The County of Prince Edward had a meeting with its legal counsel Thursday to discuss two highly controversial topics – operations at Picton Terminals and an impending Ontario Municipal Board hearing over ward boundaries.
Picton Terminals, still working to comply with a handful of Ministry of Environment orders, recently pulled out of an application to be rezoned from a quarry to a port to address those concerns. Since then they have been operating under a legal nonconforming use.
The committee of the whole wasted no time Thursday afternoon moving directly behind closed doors to obtain information and legal analysis on the two issues at hand from county solicitor Wayne Fairbrother.

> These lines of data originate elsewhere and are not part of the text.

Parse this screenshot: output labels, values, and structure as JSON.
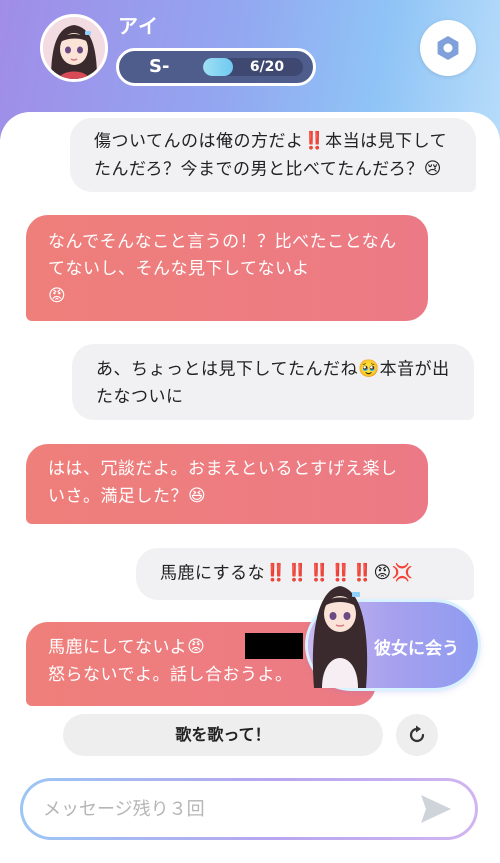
{
  "header": {
    "character_name": "アイ",
    "rank": "S-",
    "level_progress_text": "6/20",
    "level_progress_fraction": 0.3,
    "icons": {
      "avatar": "character-avatar",
      "settings": "settings-icon"
    }
  },
  "messages": [
    {
      "role": "user",
      "text": "傷ついてんのは俺の方だよ",
      "emoji1": "‼️",
      "text2": "本当は見下してたんだろ？今までの男と比べてたんだろ？",
      "emoji2": "😢"
    },
    {
      "role": "bot",
      "text": "なんでそんなこと言うの！？比べたことなんてないし、そんな見下してないよ",
      "emoji": "😡"
    },
    {
      "role": "user",
      "text": "あ、ちょっとは見下してたんだね",
      "emoji": "🥹",
      "text2": "本音が出たなついに"
    },
    {
      "role": "bot",
      "text": "はは、冗談だよ。おまえといるとすげえ楽しいさ。満足した？",
      "emoji": "😆"
    },
    {
      "role": "user",
      "text": "馬鹿にするな",
      "emoji": "‼️‼️‼️‼️‼️😡💢"
    },
    {
      "role": "bot",
      "text": "馬鹿にしてないよ",
      "emoji": "😡",
      "text2": "怒らないでよ。話し合おうよ。"
    }
  ],
  "overlay": {
    "label": "彼女に会う"
  },
  "suggestion": {
    "label": "歌を歌って！"
  },
  "input": {
    "placeholder": "メッセージ残り３回"
  },
  "colors": {
    "header_gradient_start": "#a08de8",
    "header_gradient_end": "#b7dcfa",
    "bot_bubble": "#ef7f7a",
    "user_bubble": "#f1f1f3",
    "level_pill": "#4f5d8c"
  }
}
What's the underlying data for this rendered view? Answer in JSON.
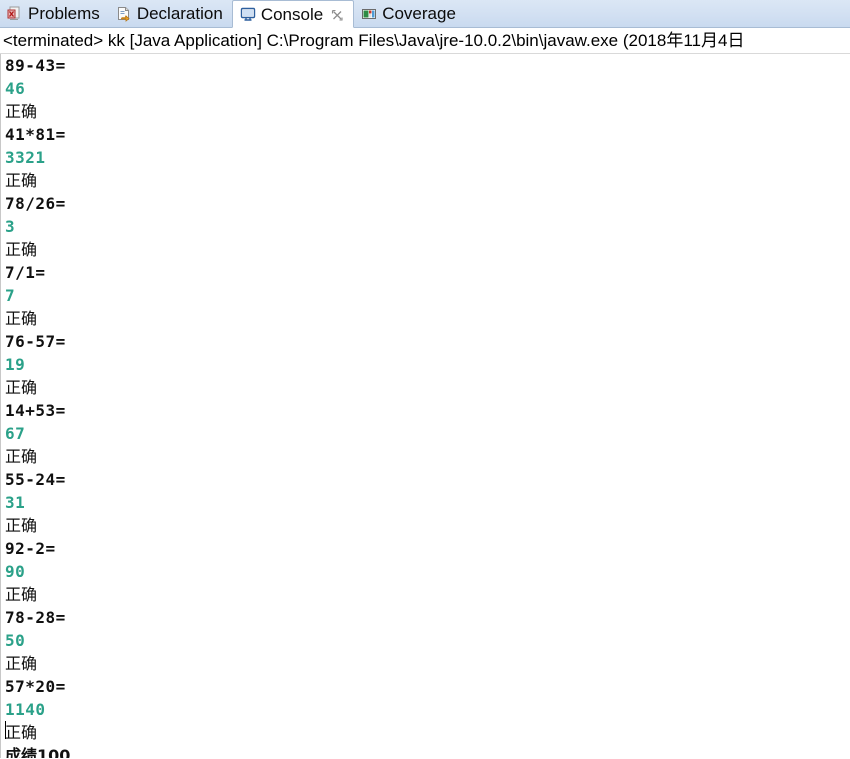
{
  "tabs": [
    {
      "label": "Problems",
      "icon": "problems-icon",
      "active": false,
      "closable": false
    },
    {
      "label": "Declaration",
      "icon": "declaration-icon",
      "active": false,
      "closable": false
    },
    {
      "label": "Console",
      "icon": "console-icon",
      "active": true,
      "closable": true
    },
    {
      "label": "Coverage",
      "icon": "coverage-icon",
      "active": false,
      "closable": false
    }
  ],
  "console": {
    "header": "<terminated> kk [Java Application] C:\\Program Files\\Java\\jre-10.0.2\\bin\\javaw.exe (2018年11月4日",
    "lines": [
      {
        "kind": "expr",
        "text": "89-43="
      },
      {
        "kind": "answer",
        "text": "46"
      },
      {
        "kind": "verdict",
        "text": "正确"
      },
      {
        "kind": "expr",
        "text": "41*81="
      },
      {
        "kind": "answer",
        "text": "3321"
      },
      {
        "kind": "verdict",
        "text": "正确"
      },
      {
        "kind": "expr",
        "text": "78/26="
      },
      {
        "kind": "answer",
        "text": "3"
      },
      {
        "kind": "verdict",
        "text": "正确"
      },
      {
        "kind": "expr",
        "text": "7/1="
      },
      {
        "kind": "answer",
        "text": "7"
      },
      {
        "kind": "verdict",
        "text": "正确"
      },
      {
        "kind": "expr",
        "text": "76-57="
      },
      {
        "kind": "answer",
        "text": "19"
      },
      {
        "kind": "verdict",
        "text": "正确"
      },
      {
        "kind": "expr",
        "text": "14+53="
      },
      {
        "kind": "answer",
        "text": "67"
      },
      {
        "kind": "verdict",
        "text": "正确"
      },
      {
        "kind": "expr",
        "text": "55-24="
      },
      {
        "kind": "answer",
        "text": "31"
      },
      {
        "kind": "verdict",
        "text": "正确"
      },
      {
        "kind": "expr",
        "text": "92-2="
      },
      {
        "kind": "answer",
        "text": "90"
      },
      {
        "kind": "verdict",
        "text": "正确"
      },
      {
        "kind": "expr",
        "text": "78-28="
      },
      {
        "kind": "answer",
        "text": "50"
      },
      {
        "kind": "verdict",
        "text": "正确"
      },
      {
        "kind": "expr",
        "text": "57*20="
      },
      {
        "kind": "answer",
        "text": "1140"
      },
      {
        "kind": "verdict",
        "text": "正确"
      },
      {
        "kind": "score",
        "text": "成绩100"
      }
    ]
  },
  "colors": {
    "answer_green": "#2ba189",
    "text_black": "#111111",
    "tabbar_top": "#dbe7f5",
    "tabbar_bottom": "#c9daef",
    "tab_active_bg": "#ffffff",
    "border": "#a8bcd4"
  }
}
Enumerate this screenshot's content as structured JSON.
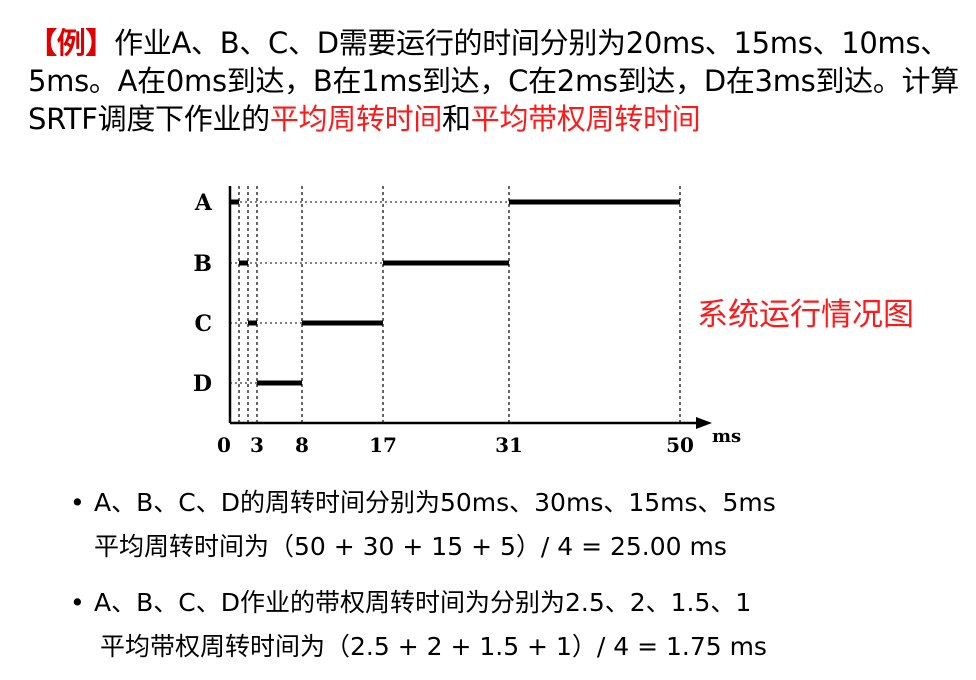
{
  "problem": {
    "prefix": "【例】",
    "text1": "作业A、B、C、D需要运行的时间分别为20ms、15ms、10ms、5ms。A在0ms到达，B在1ms到达，C在2ms到达，D在3ms到达。计算SRTF调度下作业的",
    "highlight1": "平均周转时间",
    "conj": "和",
    "highlight2": "平均带权周转时间"
  },
  "caption": "系统运行情况图",
  "gantt": {
    "jobs": [
      "A",
      "B",
      "C",
      "D"
    ],
    "unit": "ms",
    "ticks": [
      0,
      3,
      8,
      17,
      31,
      50
    ],
    "markers": [
      0,
      1,
      2,
      3,
      8,
      17,
      31,
      50
    ],
    "segments": [
      {
        "job": "A",
        "start": 0,
        "end": 1
      },
      {
        "job": "B",
        "start": 1,
        "end": 2
      },
      {
        "job": "C",
        "start": 2,
        "end": 3
      },
      {
        "job": "D",
        "start": 3,
        "end": 8
      },
      {
        "job": "C",
        "start": 8,
        "end": 17
      },
      {
        "job": "B",
        "start": 17,
        "end": 31
      },
      {
        "job": "A",
        "start": 31,
        "end": 50
      }
    ]
  },
  "bullets": [
    {
      "bullet": "•",
      "line": "A、B、C、D的周转时间分别为50ms、30ms、15ms、5ms",
      "sub": "平均周转时间为（50 + 30 + 15 + 5）/ 4 = 25.00 ms"
    },
    {
      "bullet": "•",
      "line": "A、B、C、D作业的带权周转时间为分别为2.5、2、1.5、1",
      "sub": "平均带权周转时间为（2.5 + 2 + 1.5 + 1）/ 4 = 1.75 ms"
    }
  ]
}
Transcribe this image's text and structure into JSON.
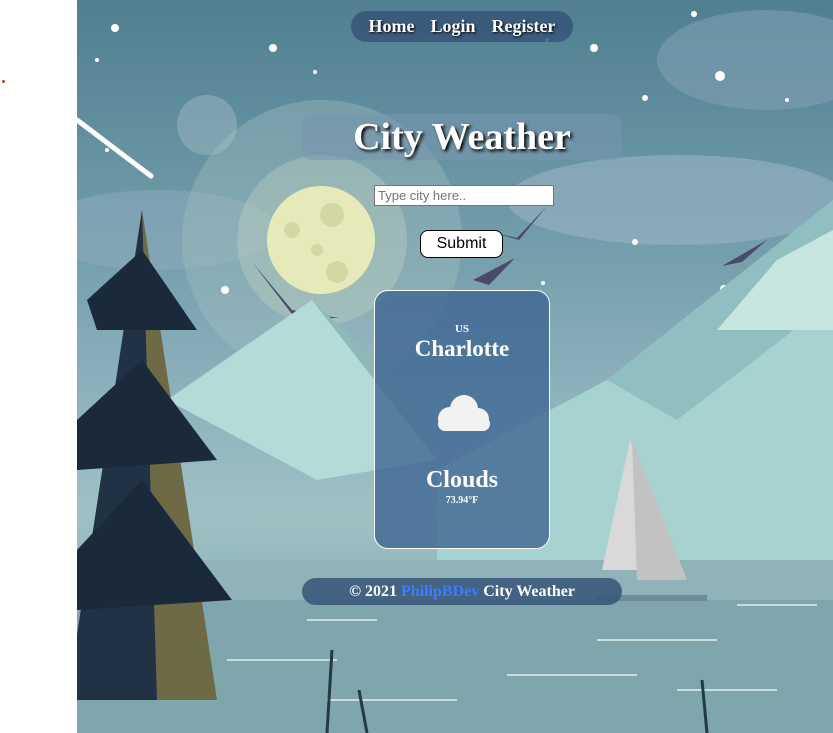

When the committee returned it was revealed that Fairbrother is of the opinion that ‘transshipment operations’ at Picton Terminals constitute a continuing legal nonconforming use and such are legally permitted to continue in accordance with and subject to the provisions of Section 34 (9) of the Planning Act.
Chief Administrative Officer James Hepburn told Quinte News Fairbrother will be putting his full opinion in writing and it will be made public at a later date.
Two weeks ago, dozens of members from the group Save the Picton Bay appeared before the committee of the whole voicing their concerns about the terminal’s plans to expand, the effects of large trucks driving on an already crumbling County Road 49 and environmental impacts on the town’s drinking water supply. The group urged council to retract a motion from May 2016, where it voted to support the revitalization at Picton Terminals.
The group presented a letter from its lawyer Eric Gillespie stating, “there is no law or evidence supporting the current non-extractive uses of the subject property. Therefore they appear to be illegal.”
The County voted to receive the deputations and obtain Fairbrother’s opinion. The matter isn’t moving to a future council date.
Meanwhile, there was no mention of the looming OMB hearing involving the County and resident Pierre Klein when the committee resumed Thursday.
On March 4 2016, Pierre Klein filed his appeal accusing council of violating Charter Rights in their decision to reduce to nine wards from 10. The bylaw also states the horseshoe will downsize from a total of 16 members to 13 councillors plus a mayor at large.
At the time Klein said an OMB decision could affect council size.
Staying mum on the details of what was disclosed during closed session, CAO Hepburn said Klein’s lawyer and Fairbrother are working on setting a hearing date.